Nicola Bedlington


Nicola Bedlington is a special advisor to the European Patients’ Forum, and was formerly the  Secretary General / Executive Director from  June 2006 to May 2019.

From 2004 to 2006, she worked for the Swiss Government, leading the Environment and Schools Initiatives Secretariat (ENSI), an international government-based network set up by the Organisation for Economic Co-operation and Development (OECD) focusing on innovation, action research and policy development in the field of Education for Sustainable Development.

Whilst in Switzerland, she also worked as an independent consultant/evaluator, specialising in European social and development policy and health advocacy.

Previously, she was the Founding Director of the European Disability Forum, an umbrella organisation uniting  European disability non-governmental organisations (NGOs) to advocate for the human rights and inclusion of disabled citizens in Europe (1996 to 1999), and prior to this she worked as an external expert for the European Commission, heading the NGO unit within the HELIOS Programme (1991 to 1996).

Nicola studied business and human resource management in the UK and France.

The European Patients’ Forum is an umbrella organisation that works with patients’ groups in public health and health advocacy across Europe and its members represent specific chronic disease groups at EU level or are national coalitions of patients.

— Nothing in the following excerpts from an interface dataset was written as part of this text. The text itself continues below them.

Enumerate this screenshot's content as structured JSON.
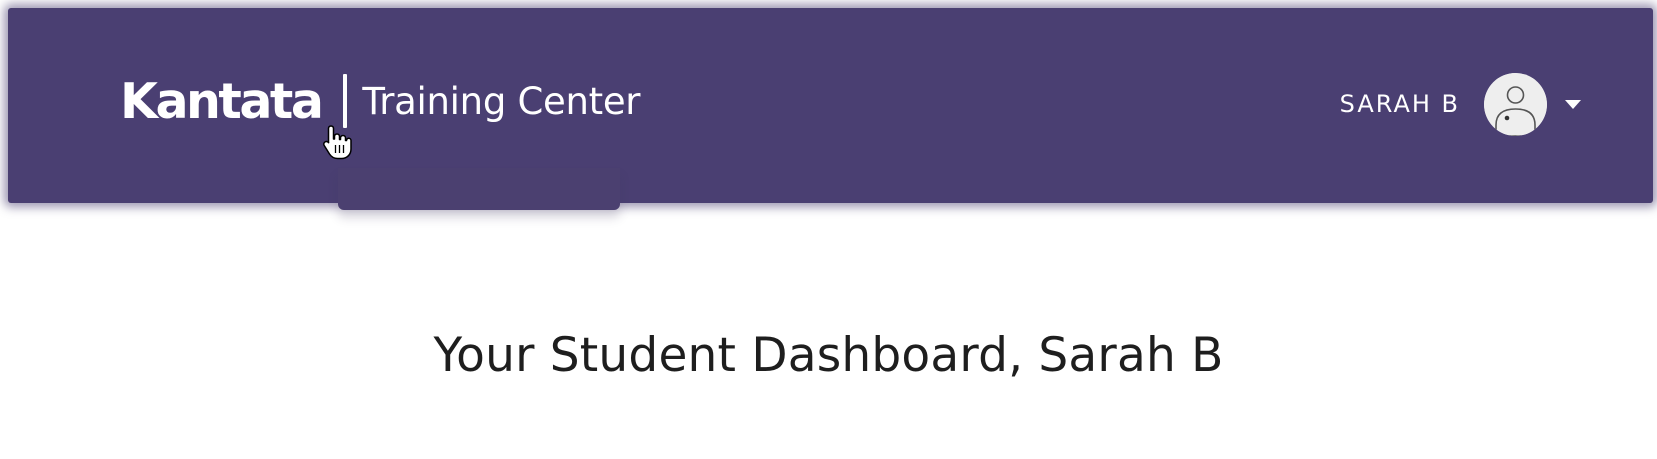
{
  "header": {
    "brand": {
      "logo_text": "Kantata",
      "subtitle": "Training Center"
    },
    "user": {
      "name": "SARAH B",
      "avatar_icon": "user-avatar-icon",
      "menu_icon": "caret-down-icon"
    },
    "background_color": "#4a3f72"
  },
  "main": {
    "title": "Your Student Dashboard, Sarah B"
  },
  "cursor": {
    "icon": "hand-pointer-icon"
  }
}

As Europe prepares for a new, inclusive public-private partnership in healthcare, the case for patient engagement is stronger than ever. As far back as 2012, the European Patients’ Forum (EPF) and MedTech Europe sat down to think about how we could work together more closely. We came up with the Patient-Medtech Dialogue – a forum for regular interaction on topics of mutual interest. Now, more than seven years later, the need to collaborate even more closely has grown. At the most recent Patient-Medtech Dialogue workshop in Brussels, we looked at where we are today and how current trends will shape our future collaboration. The conclusion was clear: we are embarking on a new era in multi-stakeholder partnership. An ongoing collaboration among healthcare actors that demands deeper mutual understanding. In concrete terms, patients would benefit to know more about the lifecycle of medical technologies and how products are regulated and financed by health systems. Medical technology companies would benefit to better understand the value patients can bring in setting research priorities and developing products. Learning curve Patients want and should have a role in the innovative process and in conversations about regulation and access. If we are to have a truly patient-centred health system, this is obvious. Take research and innovation as an example: While patients have been playing an increasingly proactive role in medicines development – notably through a number of Innovative Medicines Initiative (IMI) projects – this knowledge and experience will not automatically transfer to medical devices. The European Commission and healthcare stakeholders are in the process of devising a successor to the IMI – the largest healthcare public-private partnership in the world for health research and innovation. The new public-private partnership will definitely take a much broader view of healthcare -and will seek input from patients and patient...
As healthcare advocates, we know that dialogue between patients and the medical technology industry can deepen understanding between those who develop new healthcare solutions and those who use them. That is why our organisations, the European Patients’ Forum (EPF) and MedTech Europe, devised the Patient-Medtech Dialogue as a forum for regular interaction on topics of mutual interest in a transparent and open way. Our experience to date has been positive: The Patient-MedTech Dialogue is an initiative that began in 2011 with the aim of providing a platform for the exchange of perspectives between the patient and medtech communities. At our latest meetings, on 24 and 25 May, we co-hosted two half-day workshops, exploring two hot topics in healthcare: Health Technology Assessment (HTA) and community care in the context of improving access to medical technologies. We were delighted about the high interest and engagement of the patient organisations and MedTech companies that joined. In addition to the exchange between patients and industry representatives, the dialogue also engages with experts and other stakeholders. For example, these recent sessions benefited from the contributions of a European Commission official and senior representatives of HTAi, and Health First Europe. Health Technology Assessment The first workshop on HTA provided us with an opportunity to exchange perspectives on the European Commission’s legislative proposal on health technology assessment and on common rules for clinical assessment of health technologies undergoing HTA. There were also calls from various participants for greater transparency about how patient involvement in HTA processes translates into decision-making, and detailed discussion of the need for funding and training to ensure effective patient input. Care in the community The second workshop focused on community care – healthcare provided outside the hospital setting. We see technology helping to empower patients to manage their conditions and connect with specialists,...